  • Nintendo Hard: You start with 15 lives, get another every 1,000 points, and it's still nowhere near enough.
  • One Bullet at a Time: Two, actually. You fire continuously while the fire button is pressed, but no more than two bullets can be on-screen at once.
  • Power-Up: Grabbing a treasure stuns all enemies on screen for a few seconds.
  • Reformulated Game: The Atari ST version is a complete rewrite from the TRS-80 versions, and changes the game radically.
  • Shout-Out: Many.
    • Berzerk: The red Elmo enemies are a reference to Berzerk's Evil Otto.
    • Centipede: The Mahrg Worms are made of segments like the Centipede, and split into two if shot in the middle.
    • Ghostbusters: When a ghost is shot, it is briefly shown as the Ghostbusters "no ghost" logo before disappearing.
    • Hotel California: The Hotel California level is named after the song.
    • Krull: The indestructible glaives are modeled after the protagonist's weapon.
    • Pac-Man: Shadowland is Pac-Man with the characters replaced.
    • Star Trek: Excalibur is a Whole-Plot Reference to the original series.
  • Sliding Scale of Cooperation vs. Competition: Players can cooperate or compete as they choose, or even completely ignore each other, although they must stay in the same 'world', and when one enters or leaves a gate the other must as well. Friendly Fireproof is completely averted, however.
  • Split Screen: How multiplayer is handled. Each player has half of the screen, and they can go around completely separately, although always in the same level. The viewable area is slightly smaller than the single-player game.
  • Story Breadcrumbs: The story of various levels is only told piecemeal, by small bits of information the character can pick up as they go.
  • Strategy Guide: A print-on-demand version, made available 20 years after the game's publisher went out of business.
  • Three-Quarters View: The entire game is displayed this way.
  • Unicorn: Kelveeshan is a white unicorn. Depending on how you react to meeting him, you can either gain a black unicorn treasure or a while unicorn treasure.
  • The Wild West: Bomb Factory, Hotel California, and Ghost Town are set here, to greater or lesser degrees.
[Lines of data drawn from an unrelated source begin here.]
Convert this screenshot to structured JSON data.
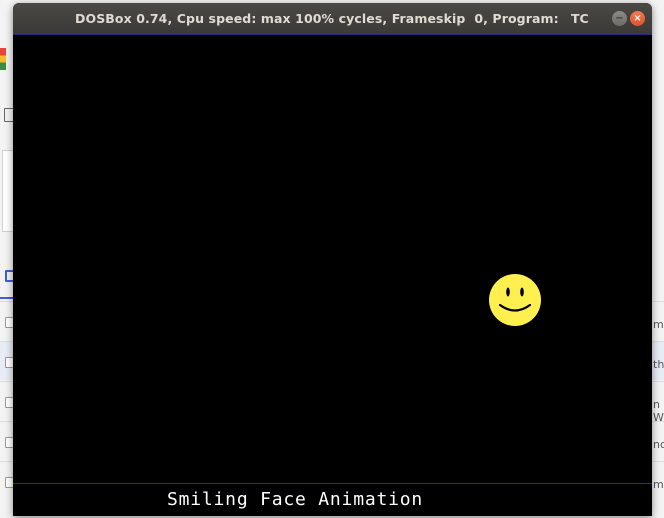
{
  "window": {
    "title": "DOSBox 0.74, Cpu speed: max 100% cycles, Frameskip  0, Program:",
    "program_name": "TC",
    "minimize_icon": "minimize-icon",
    "close_icon": "close-icon",
    "minimize_glyph": "−",
    "close_glyph": "×"
  },
  "screen": {
    "caption": "Smiling Face Animation",
    "face_color": "#fff050",
    "line_color": "#2222b5"
  },
  "background": {
    "right_edge_texts": [
      "m",
      "th",
      "n W",
      "nc",
      "m"
    ]
  }
}
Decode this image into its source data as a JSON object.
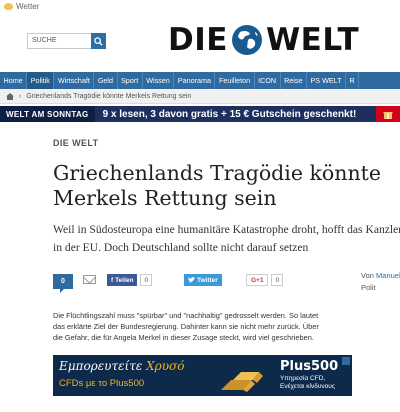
{
  "weather": {
    "label": "Wetter",
    "icon": "sun-cloud-icon"
  },
  "search": {
    "placeholder": "SUCHE",
    "icon": "search-icon"
  },
  "logo": {
    "left": "DIE",
    "right": "WELT",
    "icon": "globe-icon"
  },
  "nav": {
    "items": [
      "Home",
      "Politik",
      "Wirtschaft",
      "Geld",
      "Sport",
      "Wissen",
      "Panorama",
      "Feuilleton",
      "ICON",
      "Reise",
      "PS WELT",
      "R"
    ],
    "active_index": 1
  },
  "breadcrumb": {
    "text": "Griechenlands Tragödie könnte Merkels Rettung sein",
    "icon": "home-icon"
  },
  "promo": {
    "brand": "WELT AM SONNTAG",
    "text": "9 x lesen, 3 davon gratis + 15 € Gutschein geschenkt!",
    "gift_icon": "gift-icon"
  },
  "article": {
    "section": "DIE WELT",
    "headline_line1": "Griechenlands Tragödie könnte",
    "headline_line2": "Merkels Rettung sein",
    "lead_line1": "Weil in Südosteuropa eine humanitäre Katastrophe droht, hofft das Kanzleramt auf",
    "lead_line2": "in der EU. Doch Deutschland sollte nicht darauf setzen",
    "body_line1": "Die Flüchtlingszahl muss \"spürbar\" und \"nachhaltig\" gedrosselt werden. So lautet",
    "body_line2": "das erklärte Ziel der Bundesregierung. Dahinter kann sie nicht mehr zurück. Über",
    "body_line3": "die Gefahr, die für Angela Merkel in dieser Zusage steckt, wird viel geschrieben."
  },
  "social": {
    "comments_count": "0",
    "facebook_label": "Teilen",
    "facebook_count": "0",
    "twitter_label": "Twitter",
    "gplus_label": "G+1",
    "gplus_count": "0"
  },
  "byline": {
    "prefix": "Von",
    "author": "Manuel",
    "role": "Polit"
  },
  "ad": {
    "line1a": "Εμπορευτείτε ",
    "line1b": "Χρυσό",
    "line2": "CFDs με το Plus500",
    "brand": "Plus500",
    "sub1": "Υπηρεσία CFD,",
    "sub2": "Ενέχεται κίνδυνους"
  }
}
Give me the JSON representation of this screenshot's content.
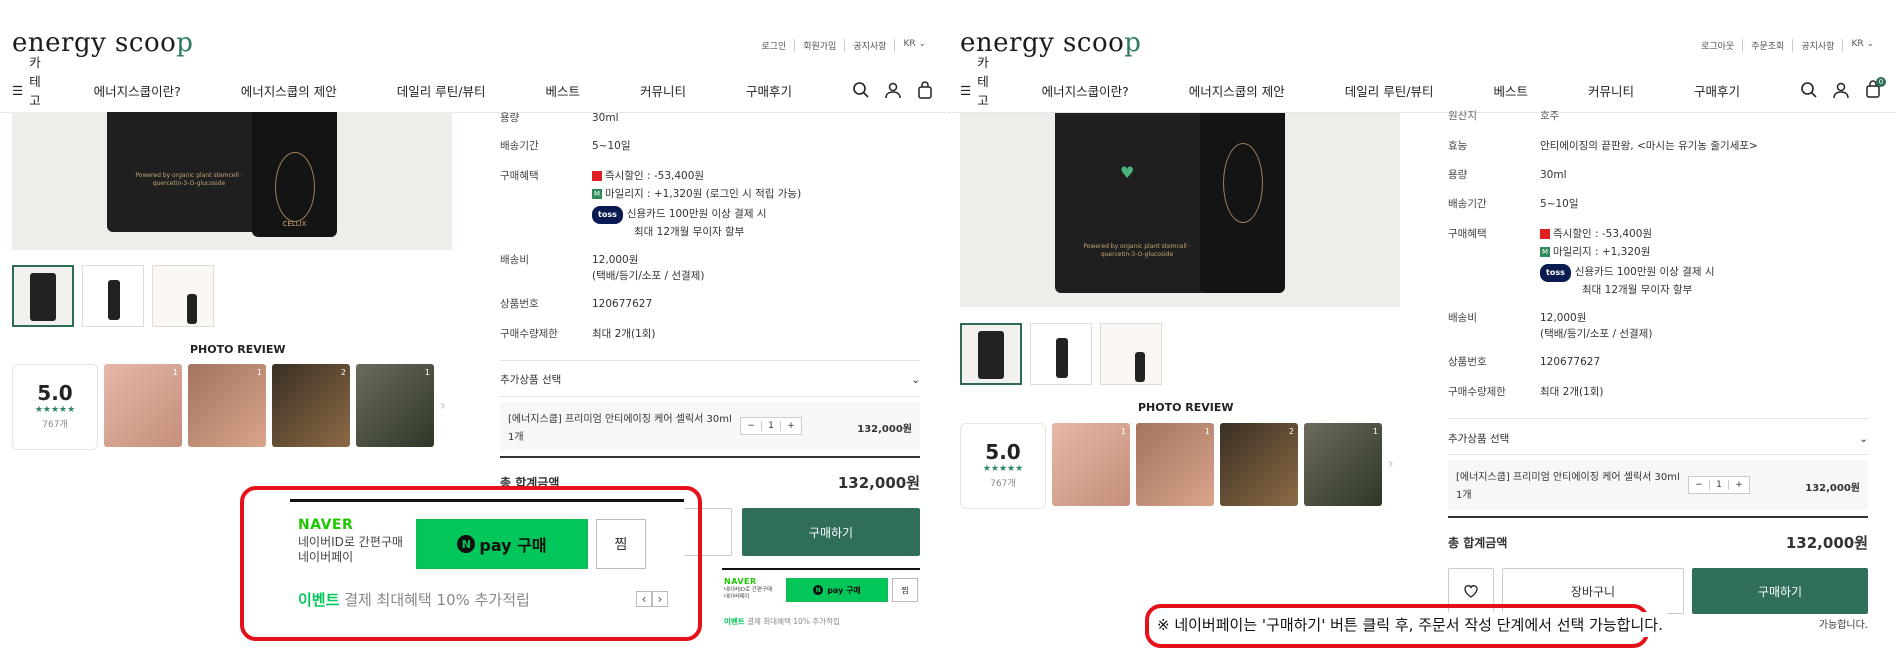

  • You Can't Get Ye Flask: The text parser is extremely limited. You must use 'GET OBJECT' to pick something up, for example; 'TAKE OBJECT' will not work. However, because the parser is so limited, almost everything you want to do can be done with 'GET OBJECT' and 'USE OBJECT'.